• **What the task asks**
From the first line to the last, print the records exactly, leaving out the pictures.

• **Information**

────────────────

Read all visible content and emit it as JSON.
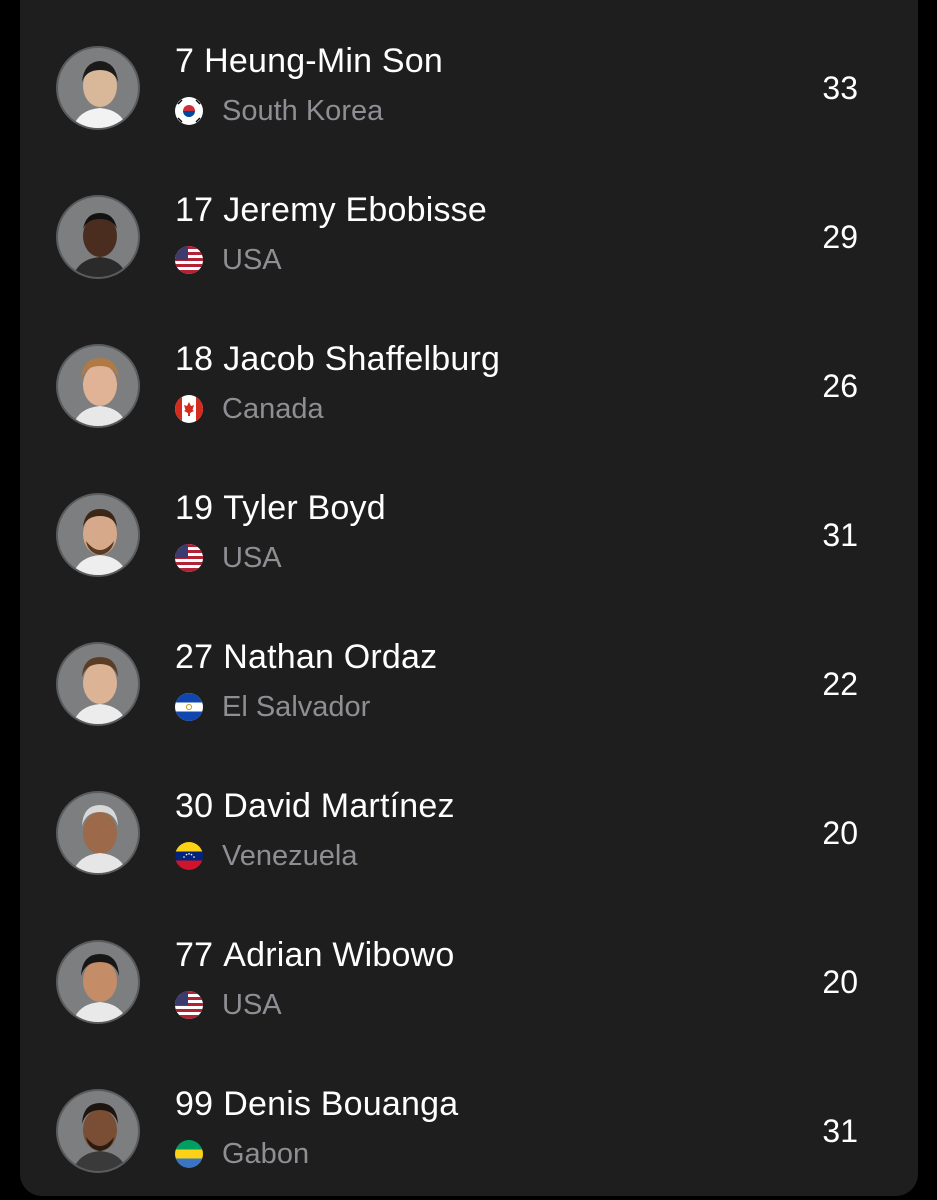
{
  "players": [
    {
      "number": "7",
      "name": "Heung-Min Son",
      "country": "South Korea",
      "flag": "south-korea-flag",
      "value": "33"
    },
    {
      "number": "17",
      "name": "Jeremy Ebobisse",
      "country": "USA",
      "flag": "usa-flag",
      "value": "29"
    },
    {
      "number": "18",
      "name": "Jacob Shaffelburg",
      "country": "Canada",
      "flag": "canada-flag",
      "value": "26"
    },
    {
      "number": "19",
      "name": "Tyler Boyd",
      "country": "USA",
      "flag": "usa-flag",
      "value": "31"
    },
    {
      "number": "27",
      "name": "Nathan Ordaz",
      "country": "El Salvador",
      "flag": "el-salvador-flag",
      "value": "22"
    },
    {
      "number": "30",
      "name": "David Martínez",
      "country": "Venezuela",
      "flag": "venezuela-flag",
      "value": "20"
    },
    {
      "number": "77",
      "name": "Adrian Wibowo",
      "country": "USA",
      "flag": "usa-flag",
      "value": "20"
    },
    {
      "number": "99",
      "name": "Denis Bouanga",
      "country": "Gabon",
      "flag": "gabon-flag",
      "value": "31"
    }
  ],
  "colors": {
    "background": "#000000",
    "card": "#1e1e1f",
    "primary_text": "#ffffff",
    "secondary_text": "#8e8e93",
    "avatar_bg": "#7d7e80"
  }
}
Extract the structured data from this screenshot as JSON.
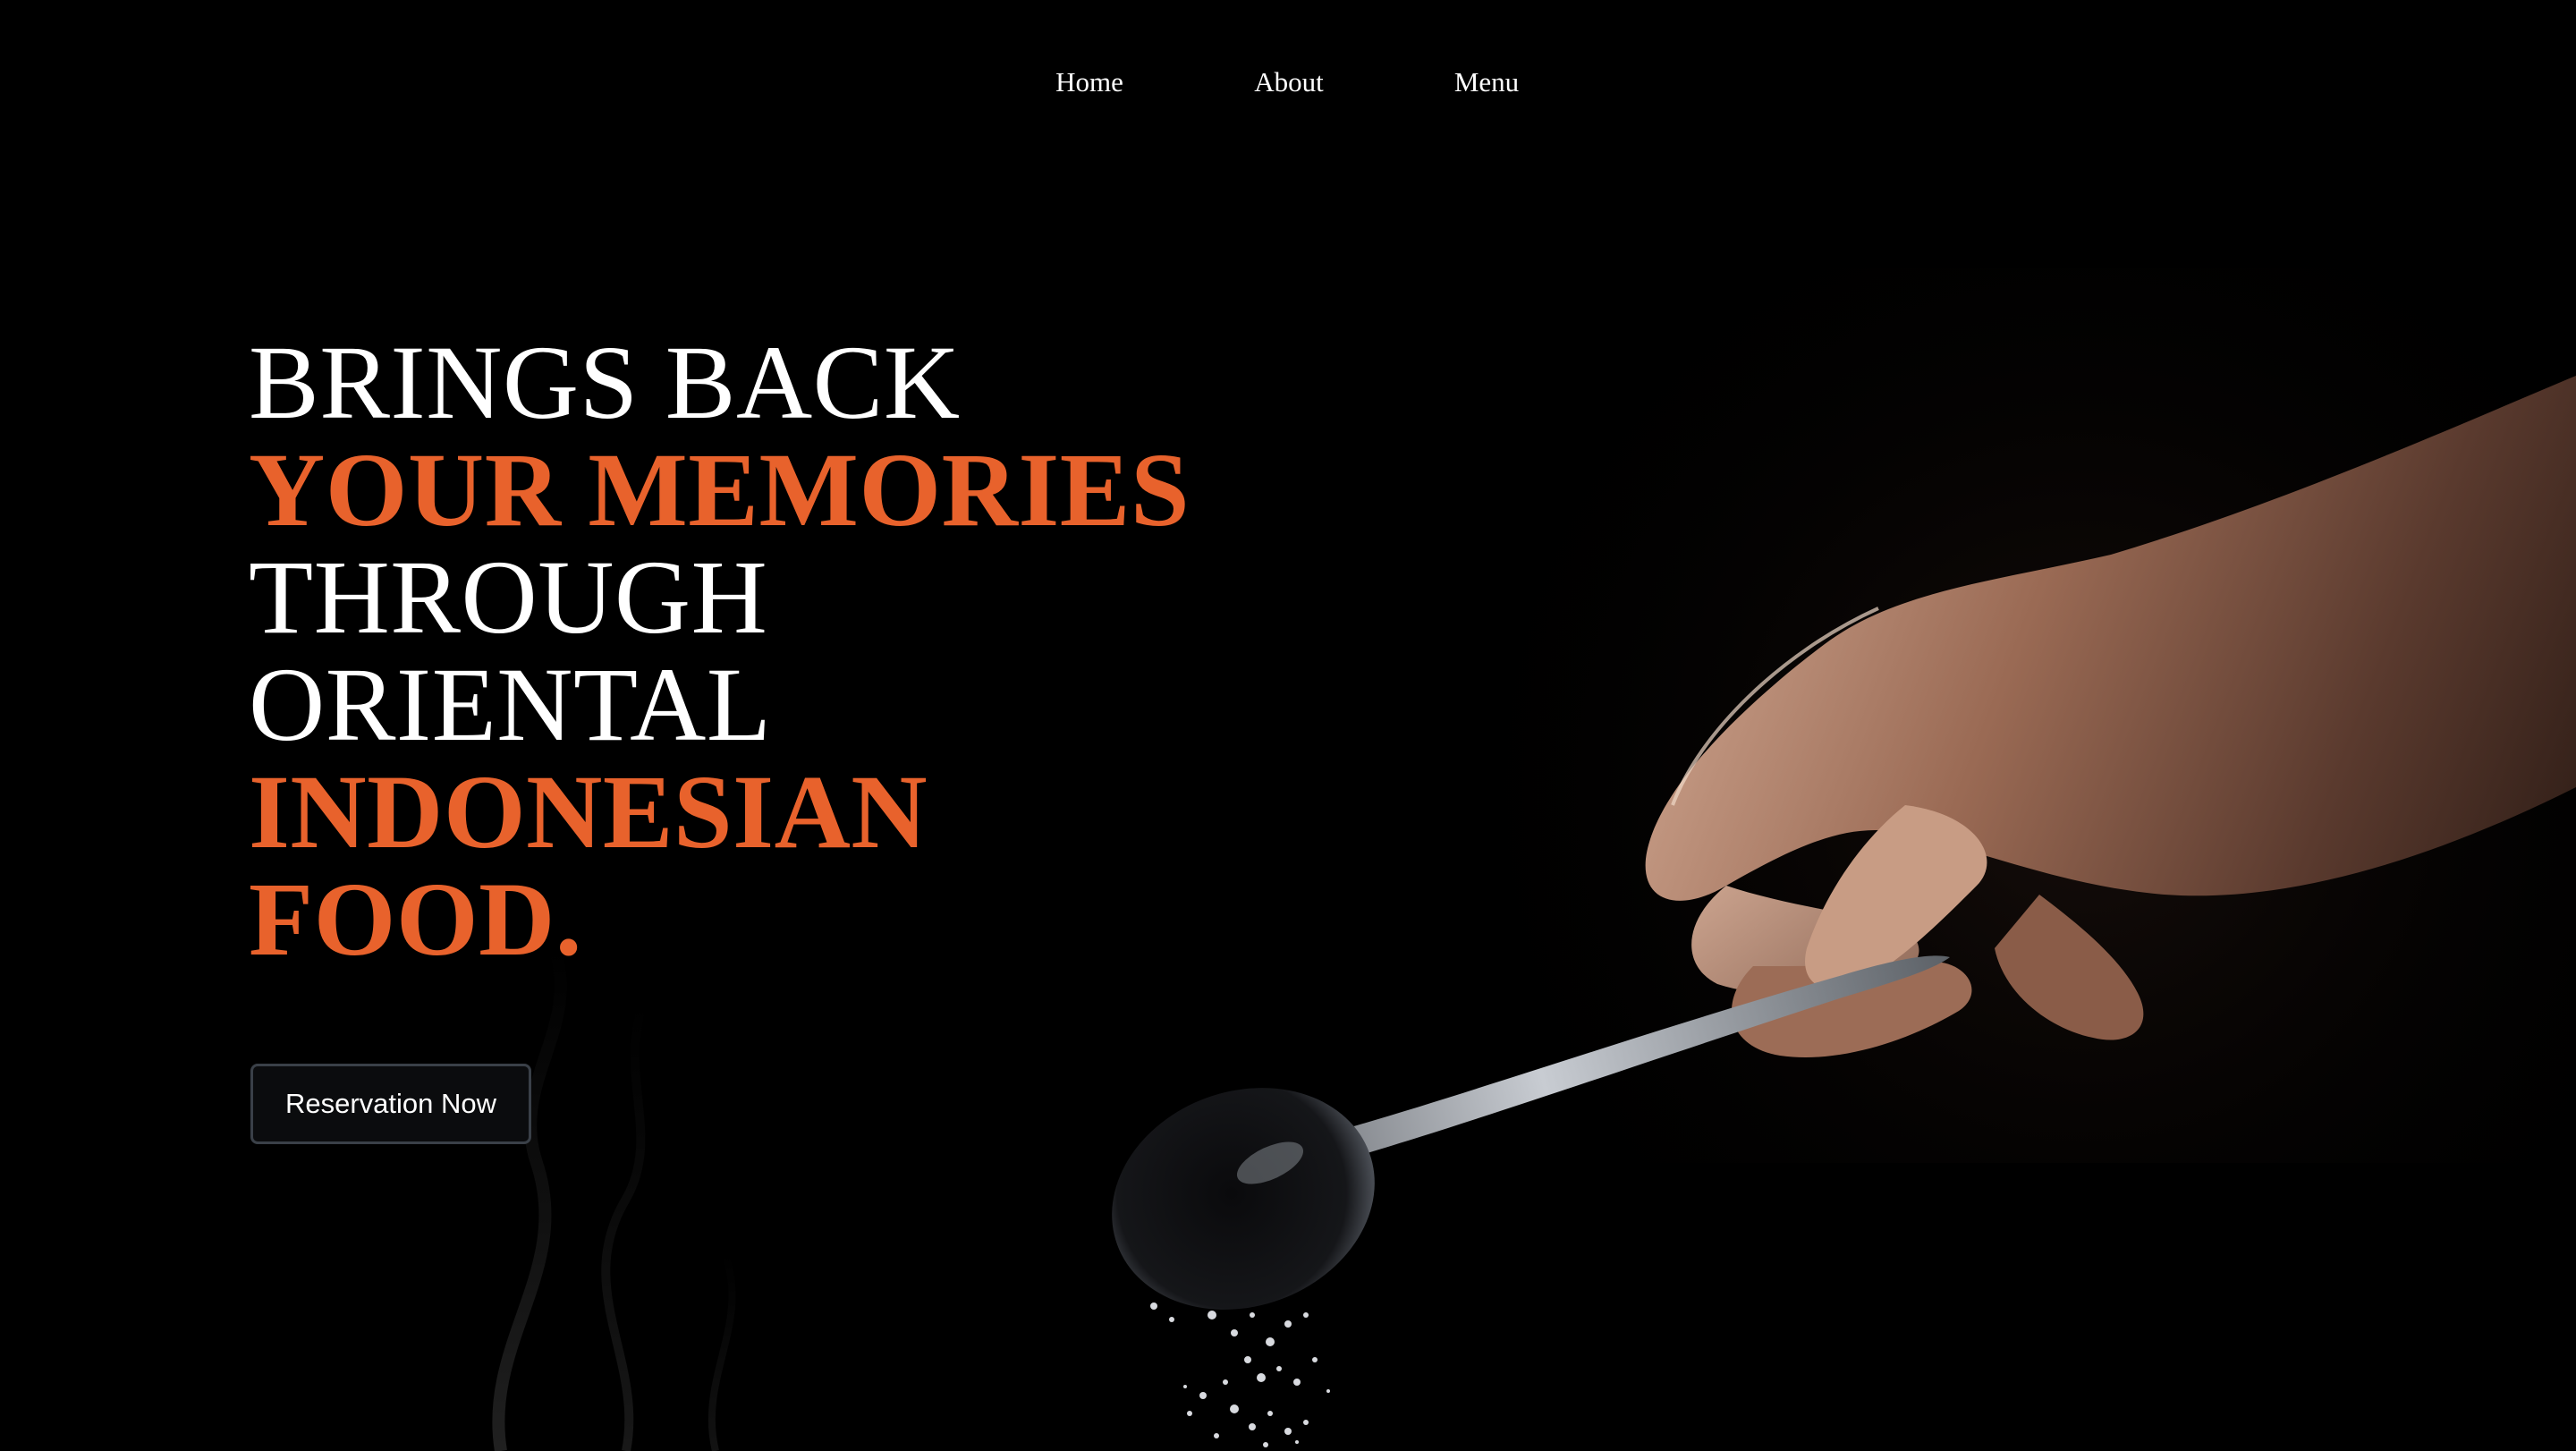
{
  "nav": {
    "items": [
      {
        "label": "Home"
      },
      {
        "label": "About"
      },
      {
        "label": "Menu"
      }
    ]
  },
  "hero": {
    "lines": [
      {
        "text": "BRINGS BACK",
        "style": "white"
      },
      {
        "text": "YOUR MEMORIES",
        "style": "orange"
      },
      {
        "text": "THROUGH",
        "style": "white"
      },
      {
        "text": "ORIENTAL",
        "style": "white"
      },
      {
        "text": "INDONESIAN",
        "style": "orange"
      },
      {
        "text": "FOOD.",
        "style": "orange"
      }
    ],
    "cta_label": "Reservation Now"
  },
  "colors": {
    "background": "#000000",
    "accent": "#e8622c",
    "text": "#ffffff",
    "button_border": "#3a4048"
  },
  "image": {
    "description_icon": "hand-spoon-salt-photo"
  }
}
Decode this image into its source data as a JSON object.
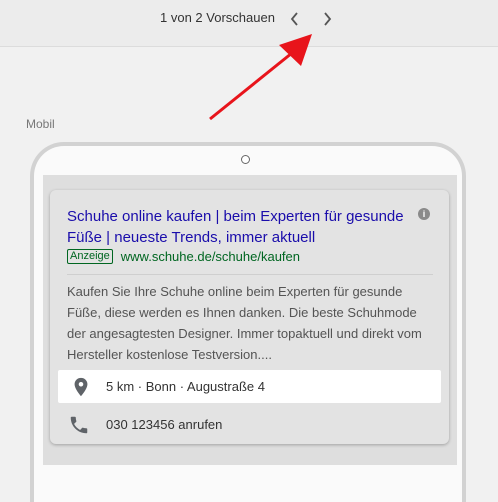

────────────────

• **Exercise solution**
Read all visible content and emit it as JSON.
{
  "players": [
    {
      "number": "7",
      "name": "Heung-Min Son",
      "country": "South Korea",
      "flag": "south-korea-flag",
      "value": "33"
    },
    {
      "number": "17",
      "name": "Jeremy Ebobisse",
      "country": "USA",
      "flag": "usa-flag",
      "value": "29"
    },
    {
      "number": "18",
      "name": "Jacob Shaffelburg",
      "country": "Canada",
      "flag": "canada-flag",
      "value": "26"
    },
    {
      "number": "19",
      "name": "Tyler Boyd",
      "country": "USA",
      "flag": "usa-flag",
      "value": "31"
    },
    {
      "number": "27",
      "name": "Nathan Ordaz",
      "country": "El Salvador",
      "flag": "el-salvador-flag",
      "value": "22"
    },
    {
      "number": "30",
      "name": "David Martínez",
      "country": "Venezuela",
      "flag": "venezuela-flag",
      "value": "20"
    },
    {
      "number": "77",
      "name": "Adrian Wibowo",
      "country": "USA",
      "flag": "usa-flag",
      "value": "20"
    },
    {
      "number": "99",
      "name": "Denis Bouanga",
      "country": "Gabon",
      "flag": "gabon-flag",
      "value": "31"
    }
  ],
  "colors": {
    "background": "#000000",
    "card": "#1e1e1f",
    "primary_text": "#ffffff",
    "secondary_text": "#8e8e93",
    "avatar_bg": "#7d7e80"
  }
}
Extract the structured data from this screenshot as JSON.
{
  "nav": {
    "items": [
      {
        "label": "Home"
      },
      {
        "label": "About"
      },
      {
        "label": "Menu"
      }
    ]
  },
  "hero": {
    "lines": [
      {
        "text": "BRINGS BACK",
        "style": "white"
      },
      {
        "text": "YOUR MEMORIES",
        "style": "orange"
      },
      {
        "text": "THROUGH",
        "style": "white"
      },
      {
        "text": "ORIENTAL",
        "style": "white"
      },
      {
        "text": "INDONESIAN",
        "style": "orange"
      },
      {
        "text": "FOOD.",
        "style": "orange"
      }
    ],
    "cta_label": "Reservation Now"
  },
  "colors": {
    "background": "#000000",
    "accent": "#e8622c",
    "text": "#ffffff",
    "button_border": "#3a4048"
  },
  "image": {
    "description_icon": "hand-spoon-salt-photo"
  }
}
Decode this image into its source data as a JSON object.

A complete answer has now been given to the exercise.